  • The PART option of the LOAD utility is not supported.
  • The REBALANCE option of the REORG utility is not supported.
  • The default SEGSIZE value 32.
  • Table spaces must be DB2-managed (not user-managed) so that DB2 has the “freedom” to create data sets as partitions become full.
  • Table spaces cannot be created with the MEMBER CLUSTER option.
  • Partitions cannot be explicitly added, rotated, or altered.
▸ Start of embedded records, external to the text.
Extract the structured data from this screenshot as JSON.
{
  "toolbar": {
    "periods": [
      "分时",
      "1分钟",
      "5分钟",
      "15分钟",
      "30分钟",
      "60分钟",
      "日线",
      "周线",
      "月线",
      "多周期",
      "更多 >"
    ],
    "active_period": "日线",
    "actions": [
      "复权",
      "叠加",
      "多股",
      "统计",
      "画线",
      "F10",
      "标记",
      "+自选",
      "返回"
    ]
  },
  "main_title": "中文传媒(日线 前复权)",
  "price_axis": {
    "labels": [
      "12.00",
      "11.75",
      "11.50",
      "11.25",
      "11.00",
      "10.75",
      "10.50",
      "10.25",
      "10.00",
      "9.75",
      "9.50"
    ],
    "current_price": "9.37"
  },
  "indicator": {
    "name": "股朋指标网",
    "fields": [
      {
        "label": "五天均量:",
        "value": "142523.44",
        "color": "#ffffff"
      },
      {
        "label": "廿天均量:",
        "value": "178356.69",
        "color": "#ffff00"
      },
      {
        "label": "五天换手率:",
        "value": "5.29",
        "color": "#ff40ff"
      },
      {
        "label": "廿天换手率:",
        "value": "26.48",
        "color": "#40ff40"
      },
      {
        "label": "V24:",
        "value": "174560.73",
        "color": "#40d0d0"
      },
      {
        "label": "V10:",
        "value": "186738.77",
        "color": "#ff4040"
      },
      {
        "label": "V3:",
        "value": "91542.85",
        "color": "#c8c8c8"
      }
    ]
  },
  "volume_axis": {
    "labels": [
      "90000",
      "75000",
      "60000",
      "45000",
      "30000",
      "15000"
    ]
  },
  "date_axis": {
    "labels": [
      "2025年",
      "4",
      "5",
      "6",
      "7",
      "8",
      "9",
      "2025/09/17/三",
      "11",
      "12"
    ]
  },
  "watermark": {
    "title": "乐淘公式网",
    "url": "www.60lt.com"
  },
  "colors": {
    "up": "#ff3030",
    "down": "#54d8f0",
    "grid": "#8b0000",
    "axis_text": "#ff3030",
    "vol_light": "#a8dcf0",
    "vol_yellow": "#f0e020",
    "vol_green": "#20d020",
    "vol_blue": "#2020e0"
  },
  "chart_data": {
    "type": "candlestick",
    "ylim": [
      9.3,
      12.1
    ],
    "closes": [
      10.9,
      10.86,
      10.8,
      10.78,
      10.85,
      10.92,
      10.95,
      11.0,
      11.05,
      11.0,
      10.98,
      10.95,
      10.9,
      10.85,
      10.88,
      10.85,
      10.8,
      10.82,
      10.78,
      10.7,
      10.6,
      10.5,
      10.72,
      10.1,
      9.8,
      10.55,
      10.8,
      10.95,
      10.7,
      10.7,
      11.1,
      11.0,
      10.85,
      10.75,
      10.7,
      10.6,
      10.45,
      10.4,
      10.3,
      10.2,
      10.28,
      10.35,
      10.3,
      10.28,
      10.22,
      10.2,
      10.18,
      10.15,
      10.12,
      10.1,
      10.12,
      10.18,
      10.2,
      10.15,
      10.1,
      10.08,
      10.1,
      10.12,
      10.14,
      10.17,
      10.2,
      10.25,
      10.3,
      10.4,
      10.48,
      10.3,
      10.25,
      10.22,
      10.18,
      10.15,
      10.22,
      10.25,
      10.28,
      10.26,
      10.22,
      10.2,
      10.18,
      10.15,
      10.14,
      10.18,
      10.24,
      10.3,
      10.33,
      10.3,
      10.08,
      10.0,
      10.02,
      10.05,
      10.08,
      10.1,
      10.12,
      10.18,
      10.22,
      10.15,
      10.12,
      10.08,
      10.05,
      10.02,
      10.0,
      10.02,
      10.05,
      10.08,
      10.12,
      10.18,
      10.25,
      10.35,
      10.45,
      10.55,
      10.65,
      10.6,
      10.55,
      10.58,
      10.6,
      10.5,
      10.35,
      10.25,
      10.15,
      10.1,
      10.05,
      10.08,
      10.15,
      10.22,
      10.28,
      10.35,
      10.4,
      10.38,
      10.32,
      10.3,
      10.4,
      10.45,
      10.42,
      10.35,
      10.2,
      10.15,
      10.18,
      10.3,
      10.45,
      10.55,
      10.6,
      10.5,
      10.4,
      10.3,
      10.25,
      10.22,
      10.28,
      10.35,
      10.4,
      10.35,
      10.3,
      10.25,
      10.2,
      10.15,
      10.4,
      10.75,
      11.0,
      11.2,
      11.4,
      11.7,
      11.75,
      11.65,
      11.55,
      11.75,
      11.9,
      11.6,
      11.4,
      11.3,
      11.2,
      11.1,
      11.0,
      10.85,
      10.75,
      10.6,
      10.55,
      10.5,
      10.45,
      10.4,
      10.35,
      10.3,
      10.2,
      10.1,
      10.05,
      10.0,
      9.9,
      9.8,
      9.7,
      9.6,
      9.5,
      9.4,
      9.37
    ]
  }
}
Therefore, ALTER TABLE ADD PARTITION, ALTER TABLE ROTATE PARTITION, or ALTER TABLE ALTER PARTITION statements cannot target a partition partition-by-growth table space.
  • XML spaces are always implicitly defined by DB2.
  • If the partition-by-growth table space is explicitly defined, the LOB table space for the first partition of the partition-by-growth table space  is defined based on the SQLRULES(DB2) or SQLRULES(STD). Any additional LOB  table space for the newly-grown partition in the partition-by-growth table  space is always implicitly defined by DB2, regardless of whether SQLRULES is in effect. Specification of the SQLRULES(DB2) or SQLRULES(STD) option does not affect the LOB table space for implicitly defined partition-by-growth table spaces.
  • A non-partitioning index (NPI) always uses a 5 byte record identifier (RID).
  • Partitioned indexes are not supported.

Quite a hefty list of restrictions there! But, if you can live with the above and you want exceptionally large segmented table spaces, then PBGs are the way to go. Remember the other DB2 DBA mantra: “It Depends”, since PBG spaces should not be used for every table space – at least not yet anyway!
Feel free to send me your comments and ask questions.

Roy Boxwell
Senior Architect